Entries from a dataset of interfaces:

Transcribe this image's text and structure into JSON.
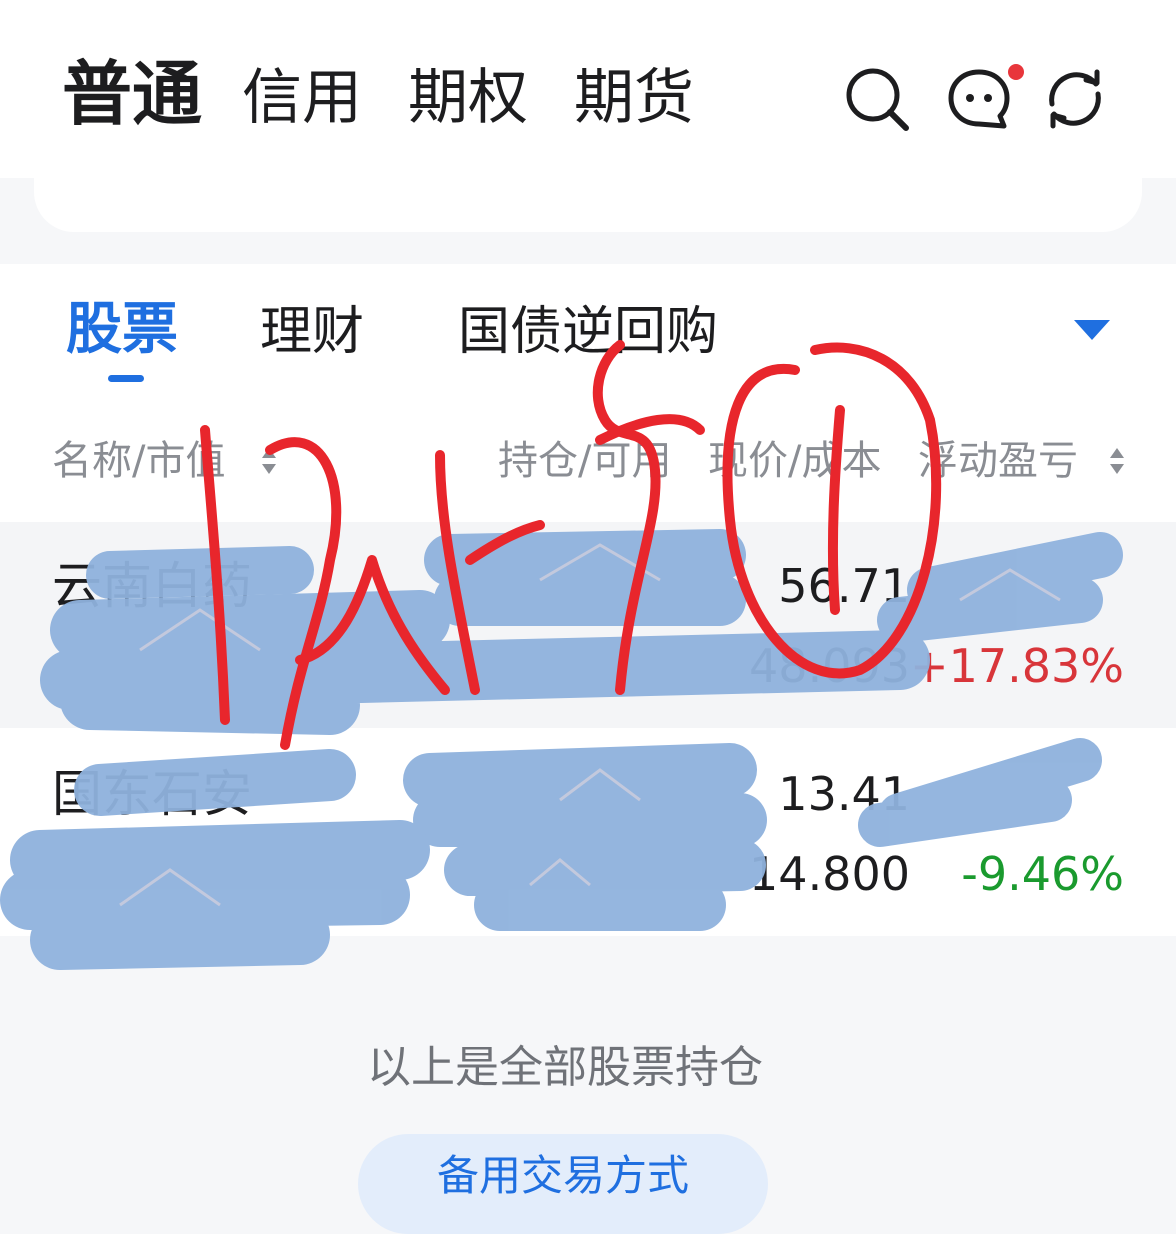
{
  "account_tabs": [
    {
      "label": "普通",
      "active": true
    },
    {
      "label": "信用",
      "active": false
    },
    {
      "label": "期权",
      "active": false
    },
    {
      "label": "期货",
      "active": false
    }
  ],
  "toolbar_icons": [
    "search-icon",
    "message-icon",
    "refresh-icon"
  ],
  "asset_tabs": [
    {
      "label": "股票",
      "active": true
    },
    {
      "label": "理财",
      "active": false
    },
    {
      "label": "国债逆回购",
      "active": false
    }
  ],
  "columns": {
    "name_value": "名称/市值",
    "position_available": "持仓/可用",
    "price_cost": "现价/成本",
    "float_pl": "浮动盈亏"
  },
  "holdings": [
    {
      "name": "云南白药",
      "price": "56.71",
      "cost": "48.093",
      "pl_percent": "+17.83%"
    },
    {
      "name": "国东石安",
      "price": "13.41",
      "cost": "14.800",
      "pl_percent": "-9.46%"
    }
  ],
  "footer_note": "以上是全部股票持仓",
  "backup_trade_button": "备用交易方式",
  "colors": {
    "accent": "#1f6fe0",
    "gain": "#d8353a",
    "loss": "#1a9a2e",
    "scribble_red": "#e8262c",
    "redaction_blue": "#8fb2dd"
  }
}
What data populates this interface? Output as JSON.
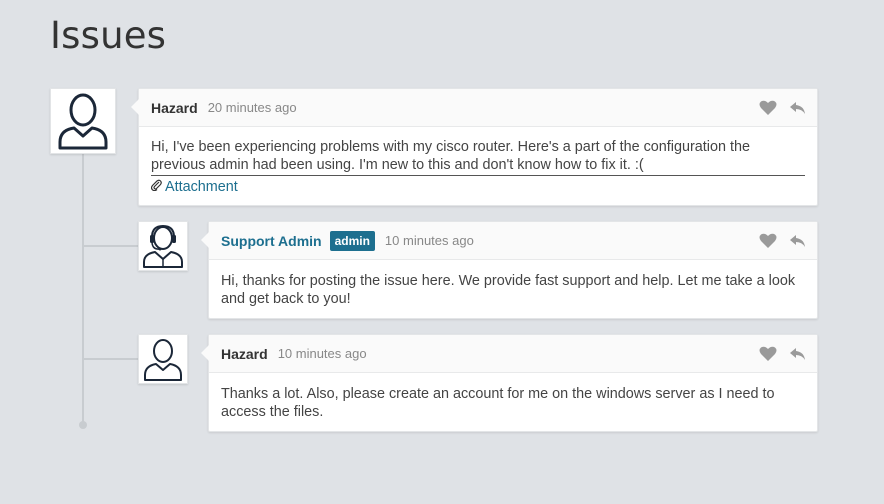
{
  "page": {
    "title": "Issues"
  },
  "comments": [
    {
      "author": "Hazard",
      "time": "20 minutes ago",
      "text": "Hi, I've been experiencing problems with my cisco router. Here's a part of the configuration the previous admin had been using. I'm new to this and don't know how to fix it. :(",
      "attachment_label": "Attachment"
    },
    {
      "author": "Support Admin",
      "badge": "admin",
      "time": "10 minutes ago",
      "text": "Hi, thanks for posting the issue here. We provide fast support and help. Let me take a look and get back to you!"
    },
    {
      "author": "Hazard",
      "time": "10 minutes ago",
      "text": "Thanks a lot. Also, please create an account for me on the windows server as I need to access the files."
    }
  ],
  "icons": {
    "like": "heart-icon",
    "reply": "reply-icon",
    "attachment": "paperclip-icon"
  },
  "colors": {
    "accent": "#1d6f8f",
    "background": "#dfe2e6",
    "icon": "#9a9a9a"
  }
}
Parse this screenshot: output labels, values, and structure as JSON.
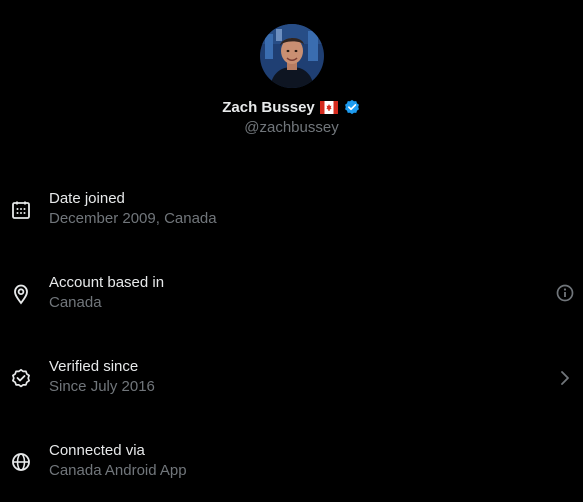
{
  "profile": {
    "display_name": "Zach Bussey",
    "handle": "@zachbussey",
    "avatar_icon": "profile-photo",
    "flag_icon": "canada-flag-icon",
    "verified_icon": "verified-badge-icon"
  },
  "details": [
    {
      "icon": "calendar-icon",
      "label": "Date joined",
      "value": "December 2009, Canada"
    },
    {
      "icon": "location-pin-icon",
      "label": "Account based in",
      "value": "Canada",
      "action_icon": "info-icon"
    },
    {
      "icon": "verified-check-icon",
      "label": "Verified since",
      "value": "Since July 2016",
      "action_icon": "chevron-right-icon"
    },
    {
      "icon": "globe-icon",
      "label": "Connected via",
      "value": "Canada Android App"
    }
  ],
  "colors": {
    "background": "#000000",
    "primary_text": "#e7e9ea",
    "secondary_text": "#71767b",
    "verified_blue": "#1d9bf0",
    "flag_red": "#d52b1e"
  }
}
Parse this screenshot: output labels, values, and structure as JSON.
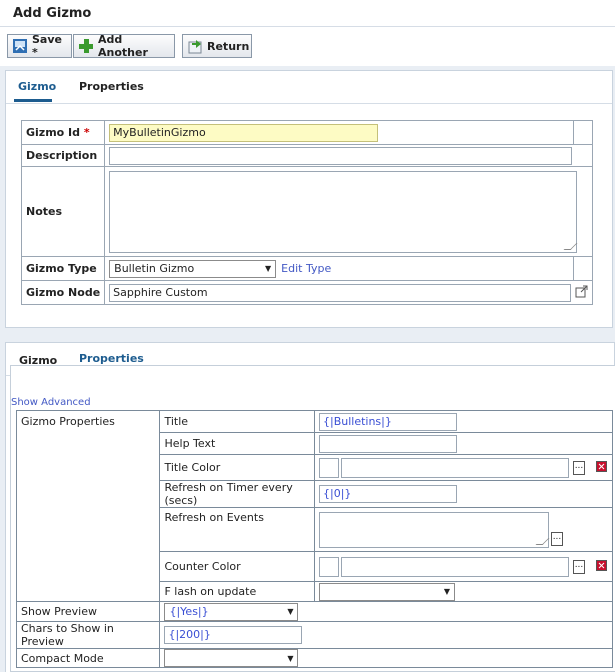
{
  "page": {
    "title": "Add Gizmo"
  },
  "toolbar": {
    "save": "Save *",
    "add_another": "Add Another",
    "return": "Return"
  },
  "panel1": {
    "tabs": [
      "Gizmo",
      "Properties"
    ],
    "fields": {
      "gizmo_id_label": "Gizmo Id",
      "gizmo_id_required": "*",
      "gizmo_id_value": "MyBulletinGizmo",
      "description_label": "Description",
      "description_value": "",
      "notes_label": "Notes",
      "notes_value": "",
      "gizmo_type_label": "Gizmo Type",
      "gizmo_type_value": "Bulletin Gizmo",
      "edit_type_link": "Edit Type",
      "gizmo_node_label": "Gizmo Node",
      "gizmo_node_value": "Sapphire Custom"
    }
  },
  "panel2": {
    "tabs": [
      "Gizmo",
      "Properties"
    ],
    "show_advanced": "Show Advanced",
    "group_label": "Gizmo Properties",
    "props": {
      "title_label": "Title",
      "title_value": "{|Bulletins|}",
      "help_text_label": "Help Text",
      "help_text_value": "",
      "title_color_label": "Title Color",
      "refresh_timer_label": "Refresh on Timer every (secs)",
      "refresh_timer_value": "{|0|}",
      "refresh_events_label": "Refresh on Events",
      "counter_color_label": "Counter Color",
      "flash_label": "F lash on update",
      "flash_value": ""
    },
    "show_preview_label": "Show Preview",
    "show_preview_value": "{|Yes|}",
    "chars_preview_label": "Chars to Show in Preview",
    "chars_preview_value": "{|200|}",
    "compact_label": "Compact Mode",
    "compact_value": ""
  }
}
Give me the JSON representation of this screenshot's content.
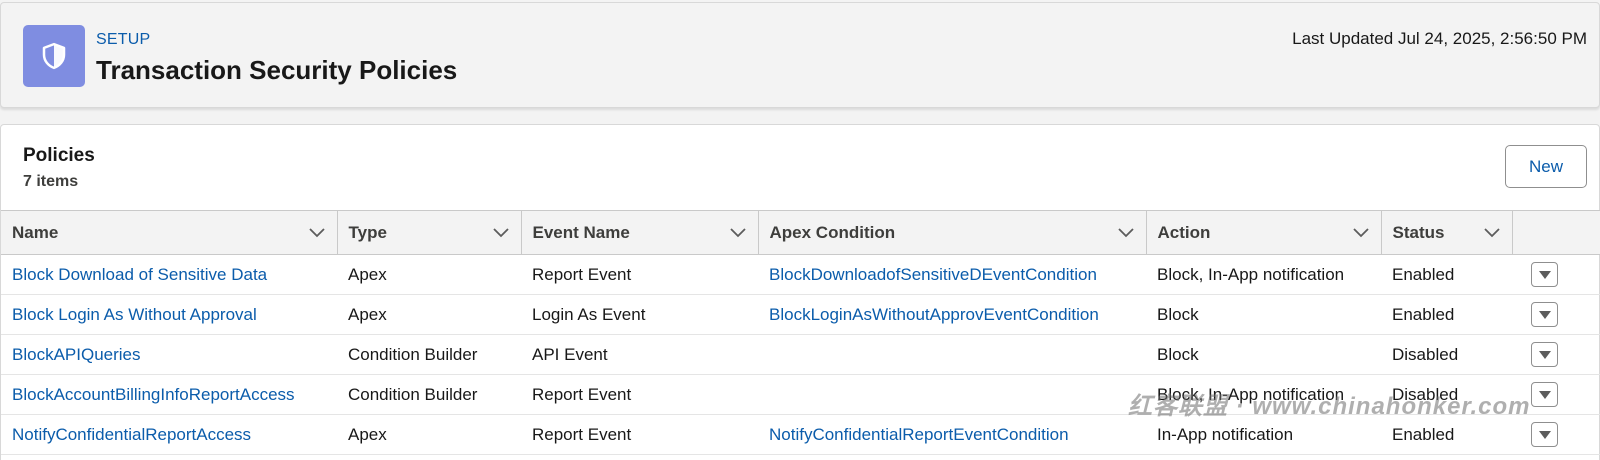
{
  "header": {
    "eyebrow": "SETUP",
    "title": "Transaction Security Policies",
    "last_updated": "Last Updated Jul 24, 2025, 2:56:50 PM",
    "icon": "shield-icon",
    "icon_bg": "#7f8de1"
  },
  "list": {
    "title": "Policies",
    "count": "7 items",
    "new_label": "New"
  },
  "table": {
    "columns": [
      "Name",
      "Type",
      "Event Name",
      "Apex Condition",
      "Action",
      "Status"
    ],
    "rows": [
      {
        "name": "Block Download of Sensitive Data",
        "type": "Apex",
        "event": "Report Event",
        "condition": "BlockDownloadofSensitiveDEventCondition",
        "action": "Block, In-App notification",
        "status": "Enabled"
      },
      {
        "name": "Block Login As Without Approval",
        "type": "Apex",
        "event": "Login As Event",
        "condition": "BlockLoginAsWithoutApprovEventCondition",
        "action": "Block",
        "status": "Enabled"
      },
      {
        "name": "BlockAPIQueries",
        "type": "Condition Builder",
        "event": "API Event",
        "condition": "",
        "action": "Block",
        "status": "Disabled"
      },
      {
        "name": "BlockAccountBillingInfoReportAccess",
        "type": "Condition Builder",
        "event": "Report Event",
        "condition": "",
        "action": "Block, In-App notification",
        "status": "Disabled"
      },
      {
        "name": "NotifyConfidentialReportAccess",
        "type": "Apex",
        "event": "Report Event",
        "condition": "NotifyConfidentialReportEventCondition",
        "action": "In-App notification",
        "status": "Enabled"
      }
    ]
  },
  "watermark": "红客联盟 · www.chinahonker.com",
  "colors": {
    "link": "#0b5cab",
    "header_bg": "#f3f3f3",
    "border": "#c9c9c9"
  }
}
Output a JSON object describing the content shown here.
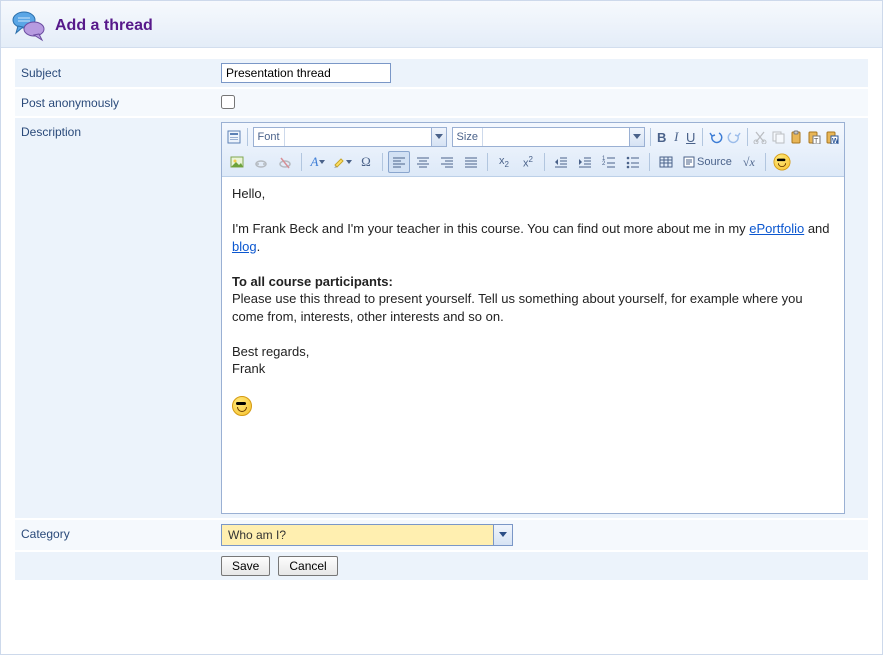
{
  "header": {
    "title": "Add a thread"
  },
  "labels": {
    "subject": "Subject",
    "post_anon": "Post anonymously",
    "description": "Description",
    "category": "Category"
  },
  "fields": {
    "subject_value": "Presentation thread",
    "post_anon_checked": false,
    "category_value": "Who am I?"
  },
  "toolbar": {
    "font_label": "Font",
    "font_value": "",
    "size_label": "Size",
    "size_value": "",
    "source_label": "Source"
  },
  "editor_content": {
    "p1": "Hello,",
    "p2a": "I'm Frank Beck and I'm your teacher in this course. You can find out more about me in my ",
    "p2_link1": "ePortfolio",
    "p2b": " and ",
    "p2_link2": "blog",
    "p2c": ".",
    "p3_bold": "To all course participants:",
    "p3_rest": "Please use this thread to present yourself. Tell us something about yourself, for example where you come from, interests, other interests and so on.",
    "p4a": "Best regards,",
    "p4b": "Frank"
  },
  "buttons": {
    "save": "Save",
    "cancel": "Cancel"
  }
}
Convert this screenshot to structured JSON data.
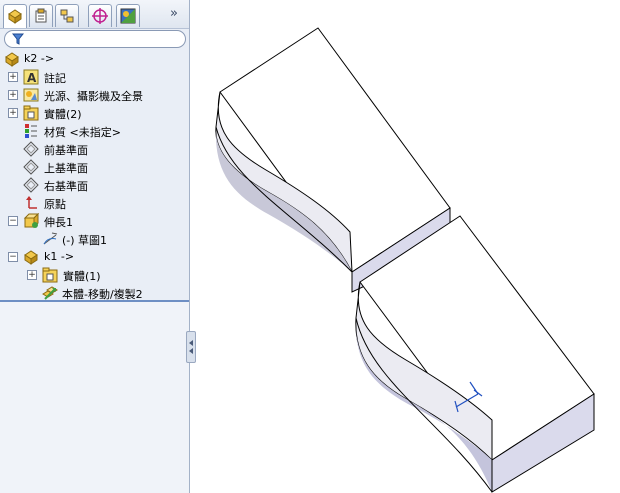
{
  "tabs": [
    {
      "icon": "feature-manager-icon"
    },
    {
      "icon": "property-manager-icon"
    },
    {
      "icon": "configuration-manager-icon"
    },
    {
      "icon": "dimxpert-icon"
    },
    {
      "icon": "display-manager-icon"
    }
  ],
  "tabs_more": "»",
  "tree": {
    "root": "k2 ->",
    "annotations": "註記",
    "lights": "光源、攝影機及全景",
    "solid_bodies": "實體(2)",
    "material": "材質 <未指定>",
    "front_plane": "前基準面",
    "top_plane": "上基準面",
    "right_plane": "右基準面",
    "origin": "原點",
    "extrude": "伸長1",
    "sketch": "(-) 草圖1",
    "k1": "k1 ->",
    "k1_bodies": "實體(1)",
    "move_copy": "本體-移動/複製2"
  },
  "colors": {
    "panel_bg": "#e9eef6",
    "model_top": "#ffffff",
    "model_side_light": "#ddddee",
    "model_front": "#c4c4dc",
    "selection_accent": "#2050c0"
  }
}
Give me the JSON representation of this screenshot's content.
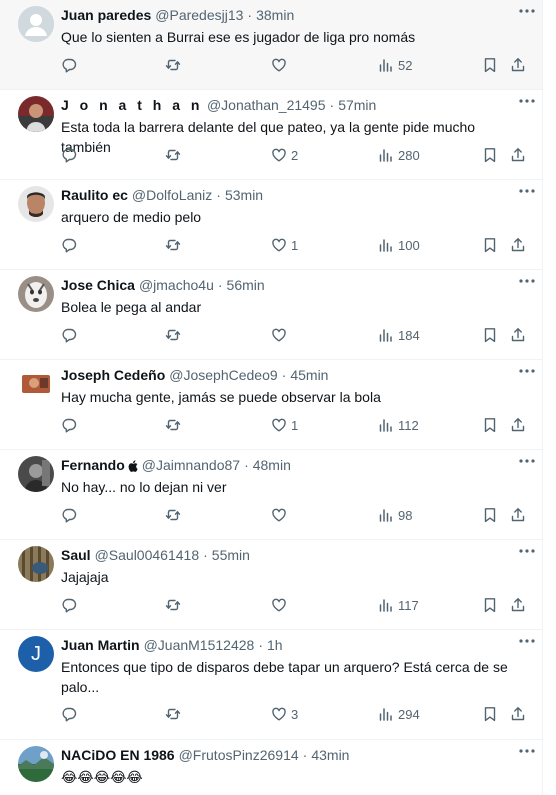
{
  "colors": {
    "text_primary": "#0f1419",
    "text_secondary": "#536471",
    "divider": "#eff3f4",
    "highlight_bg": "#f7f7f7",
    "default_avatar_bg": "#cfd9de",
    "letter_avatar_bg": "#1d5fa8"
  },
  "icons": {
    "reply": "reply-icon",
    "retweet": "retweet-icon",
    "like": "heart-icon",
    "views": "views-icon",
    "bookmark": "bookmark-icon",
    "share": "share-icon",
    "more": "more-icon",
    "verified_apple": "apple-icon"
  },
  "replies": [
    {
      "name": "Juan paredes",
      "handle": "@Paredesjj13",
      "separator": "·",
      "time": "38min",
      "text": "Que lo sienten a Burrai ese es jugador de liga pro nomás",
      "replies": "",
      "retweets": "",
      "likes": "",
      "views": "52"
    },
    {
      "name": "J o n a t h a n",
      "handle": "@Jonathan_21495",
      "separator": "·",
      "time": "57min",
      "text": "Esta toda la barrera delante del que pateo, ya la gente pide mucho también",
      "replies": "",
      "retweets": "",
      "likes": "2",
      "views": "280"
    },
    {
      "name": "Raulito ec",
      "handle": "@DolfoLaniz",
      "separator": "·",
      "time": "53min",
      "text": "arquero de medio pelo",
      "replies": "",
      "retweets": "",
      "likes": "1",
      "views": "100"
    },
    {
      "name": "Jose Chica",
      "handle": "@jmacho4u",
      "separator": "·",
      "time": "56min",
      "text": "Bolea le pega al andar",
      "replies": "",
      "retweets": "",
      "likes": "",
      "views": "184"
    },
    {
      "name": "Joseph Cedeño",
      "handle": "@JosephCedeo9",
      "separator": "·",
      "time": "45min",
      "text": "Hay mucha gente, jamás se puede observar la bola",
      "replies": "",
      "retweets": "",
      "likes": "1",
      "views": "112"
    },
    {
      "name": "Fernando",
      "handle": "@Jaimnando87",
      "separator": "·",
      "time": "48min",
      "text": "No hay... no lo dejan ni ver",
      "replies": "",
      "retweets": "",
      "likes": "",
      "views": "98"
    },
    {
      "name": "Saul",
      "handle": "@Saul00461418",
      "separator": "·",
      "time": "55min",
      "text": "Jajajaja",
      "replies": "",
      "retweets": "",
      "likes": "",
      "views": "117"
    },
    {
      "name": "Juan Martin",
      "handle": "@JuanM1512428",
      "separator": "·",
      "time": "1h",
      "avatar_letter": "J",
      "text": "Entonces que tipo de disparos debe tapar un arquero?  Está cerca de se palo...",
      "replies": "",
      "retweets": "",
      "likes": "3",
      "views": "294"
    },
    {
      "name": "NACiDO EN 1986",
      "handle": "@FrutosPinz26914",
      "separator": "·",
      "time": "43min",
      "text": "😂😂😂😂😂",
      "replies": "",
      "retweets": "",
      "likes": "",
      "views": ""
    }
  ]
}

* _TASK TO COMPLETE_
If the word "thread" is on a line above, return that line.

* _ANSWER_
    "title": "Add a thread"
    "subject_value": "Presentation thread",
    "p3_rest": "Please use this thread to present yourself. Tell us something about yourself, for example where you come from, interests, other interests and so on.",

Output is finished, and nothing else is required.